12.1 The Uses of Version Control
12.1 The Uses of Version Control
If you write either large programs or long documents, you have probably been caught at least once in a situation where you've made changes that turned out to be a bad thing, only to be confused and stymied because you weren't sure exactly how to reverse them and get back to a known good state. Or, perhaps you've released a program or document to someone else, then gotten a bug fix or a comment that you couldn't integrate properly because you couldn't recover the old version that person was working with. Perhaps you're a member of a development or documentation team and have felt the need for some way to keep change histories, indicating who was responsible for each change.
These common kinds of problems can be addressed with a version control system. A version control system gives you automated help at keeping a change history for a file or group of files. It allows you to recover any stage in that history, and it makes getting reports on the differences between versions easy.
Today a variety of version control systems are widely available on machines that run Emacs. Some are commercial, but there are a wealth of free, open, and powerful choices, and it seems appropriate for our discussion to focus on these. Historically, Emacs evolved largely in a Unix environment alongside the SCCS and RCS systems, and its built-in support for version control reflects their approach and terminology. Today the most popular by far is CVS (which builds on RCS, giving it more flexibility and power), and there is a new system called Subversion that is starting to catch on. Preliminary support for working with Subversion shipped with Emacs 21.3.5; its documentation suggests you check the Subversion site, http://subversion.tigris.org/, for updates.
Given that when you need version control, you generally need it very badly (and you have enough other challenges to occupy your mind), it's not surprising that most integrated development environments today offer automated support for these tools. And if any other IDE does it, by now you can certainly predict that Emacs does too!
In this chapter, we'll introduce you to the Emacs facility called VC, an Emacs Lisp minor mode that makes using version control systems very easy. VC runs all version control commands for you (using Emacs' subprocess facilities in the same way that compiler modes do). VC hides almost all the details of their interfaces from you; instead, you can trigger most basic version control operations with a single command, with Emacs correctly deducing what needs to be done next.
As noted above, the VC architecture was designed with the behavior of RCS in mind. So as we explain VC, we'll explain the RCS terminology and behavior as Emacs presents it. Where needed, we'll point out key differences in the way CVS behaves. Subversion, in turn, is being designed as a more modern version of CVS, and acts like CVS with respect to its interactions with Emacs.
- 12.7 Which Version Control System?
- ODS version
- 4.4.4 The Dispatcher
- Introduction to Microprocessors and Microcontrollers

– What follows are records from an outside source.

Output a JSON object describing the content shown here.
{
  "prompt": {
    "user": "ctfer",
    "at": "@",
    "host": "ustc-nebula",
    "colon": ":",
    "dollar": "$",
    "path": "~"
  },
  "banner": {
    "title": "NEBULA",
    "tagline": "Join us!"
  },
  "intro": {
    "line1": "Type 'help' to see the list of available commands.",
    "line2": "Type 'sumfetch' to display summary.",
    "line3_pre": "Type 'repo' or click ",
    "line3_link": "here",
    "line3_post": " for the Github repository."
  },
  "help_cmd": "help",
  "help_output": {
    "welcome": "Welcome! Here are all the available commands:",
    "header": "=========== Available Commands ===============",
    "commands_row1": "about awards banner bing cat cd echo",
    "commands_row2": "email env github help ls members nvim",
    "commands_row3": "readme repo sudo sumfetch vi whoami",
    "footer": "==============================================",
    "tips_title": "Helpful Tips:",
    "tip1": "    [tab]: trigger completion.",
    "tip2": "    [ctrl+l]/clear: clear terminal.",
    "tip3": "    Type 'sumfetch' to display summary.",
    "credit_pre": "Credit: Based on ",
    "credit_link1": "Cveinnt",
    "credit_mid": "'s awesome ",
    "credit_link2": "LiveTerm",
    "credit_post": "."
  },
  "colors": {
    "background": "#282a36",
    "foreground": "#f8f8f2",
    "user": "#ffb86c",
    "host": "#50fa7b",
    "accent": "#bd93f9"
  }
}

- About the author
- Chapter 7. The state machine
- Appendix E. Other resources and links
- Example NAT machine in theory
- Раздел uses

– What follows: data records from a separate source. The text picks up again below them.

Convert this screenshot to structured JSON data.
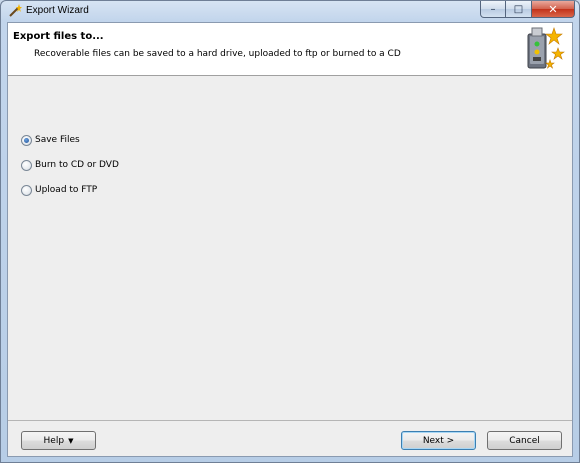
{
  "window": {
    "title": "Export Wizard",
    "icon": "wand-icon",
    "controls": {
      "minimize": "–",
      "maximize": "□",
      "close": "✕"
    }
  },
  "header": {
    "title": "Export files to...",
    "subtitle": "Recoverable files can be saved to a hard drive, uploaded to ftp or burned to a CD",
    "icon": "usb-drive-stars-icon"
  },
  "options": [
    {
      "label": "Save Files",
      "checked": true
    },
    {
      "label": "Burn to CD or DVD",
      "checked": false
    },
    {
      "label": "Upload to FTP",
      "checked": false
    }
  ],
  "footer": {
    "help_label": "Help",
    "next_label": "Next >",
    "cancel_label": "Cancel"
  },
  "colors": {
    "accent": "#3c7fb1",
    "close_button": "#c2321a"
  }
}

- Data sending and control session
- The final stage of our NAT machine
- Compiling the user-land applications